Denise Bevan, Palm Coast's chief of staff over infrastructure, will be the city's new interim city manager.
Bevan takes the place of Matt Morton, whose resignation was announced on the city's official website on May 27 and followed the May 18 resignation of Mayor Milissa Holland. The City Council approved the appointment of Bevan to the position by a 4-0 vote at its June 1 meeting.
Morton's contract requires 30-day notice for resignation, but the council voted unanimously to waive that requirement: Morton will stay on only as long as it takes the city to finalize a contract with Bevan.
Bevan, a longtime city of Palm Coast employee, was previously the city's administration coordinator and senior environmental planner. The proposal to appoint Bevan was put forward by Councilman Victor Barbosa, who wanted Morton out as soon as possible.
"I think the city’s ready to move on," Barbosa said.
Councilman Ed Danko was interested in the possibility of hiring Ronald McLemore, a former Winter Gardens city manager who'd contacted the city and offered to take the position.
"If you’re flying an airplane, you really need to be a pilot," Danko said, "and I would hate to see us put somebody in a position who's never done the city manger job, where they could possibly fail."
But other council members said they wanted to hire from within.
Council member Nick Klufas raised the possibility of appointing the city's fire chief, Jerry Forte.
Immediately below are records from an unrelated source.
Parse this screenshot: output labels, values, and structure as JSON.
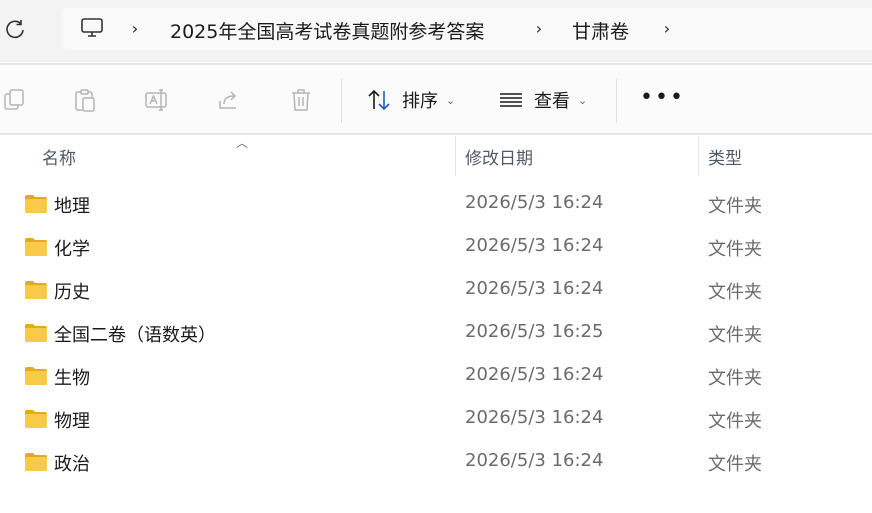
{
  "address_bar": {
    "breadcrumbs": [
      "2025年全国高考试卷真题附参考答案",
      "甘肃卷"
    ]
  },
  "command_bar": {
    "sort_label": "排序",
    "view_label": "查看",
    "more_label": "•••"
  },
  "columns": {
    "name": "名称",
    "modified": "修改日期",
    "type": "类型"
  },
  "files": [
    {
      "name": "地理",
      "modified": "2026/5/3 16:24",
      "type": "文件夹"
    },
    {
      "name": "化学",
      "modified": "2026/5/3 16:24",
      "type": "文件夹"
    },
    {
      "name": "历史",
      "modified": "2026/5/3 16:24",
      "type": "文件夹"
    },
    {
      "name": "全国二卷（语数英）",
      "modified": "2026/5/3 16:25",
      "type": "文件夹"
    },
    {
      "name": "生物",
      "modified": "2026/5/3 16:24",
      "type": "文件夹"
    },
    {
      "name": "物理",
      "modified": "2026/5/3 16:24",
      "type": "文件夹"
    },
    {
      "name": "政治",
      "modified": "2026/5/3 16:24",
      "type": "文件夹"
    }
  ],
  "colors": {
    "folder_front": "#f8ca4a",
    "folder_back": "#e5a823",
    "secondary_text": "#6b6b6b"
  }
}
The council asked Forte to speak before making its decision.
But Forte backed Bevan, saying she was qualified and noting how familiar she is with the city's Strategic Action Plan.
"There is nobody in this city that is more intimate with that program than Denise Bevan," Forte said. "She brings a lot of ability to work with everybody within the organization. ... I think what we need now is some calm, some stability, stability, and the ability to take what we’ve got and move forward.”
Councilman Eddie Branquinho, the acting mayor, asked to hear from Bevan herself. She said she was willing to accept the position.
"I’m here to serve the city of Palm Coast in any capacity necessary," Bevan said. "I would ask to better understand the terms and to work with each council member and our amazing team on what that looks like. With that, thank you and yes."
Morton had been hired in 2019. Just weeks before his resignation, he'd been granted a raise of $9,000 and received an average of 3.84 out of 5 on his annual performance evaluation.
CORRECTION: This story has been corrected to note that Bevan's most recent title was chief of staff over infrastructure.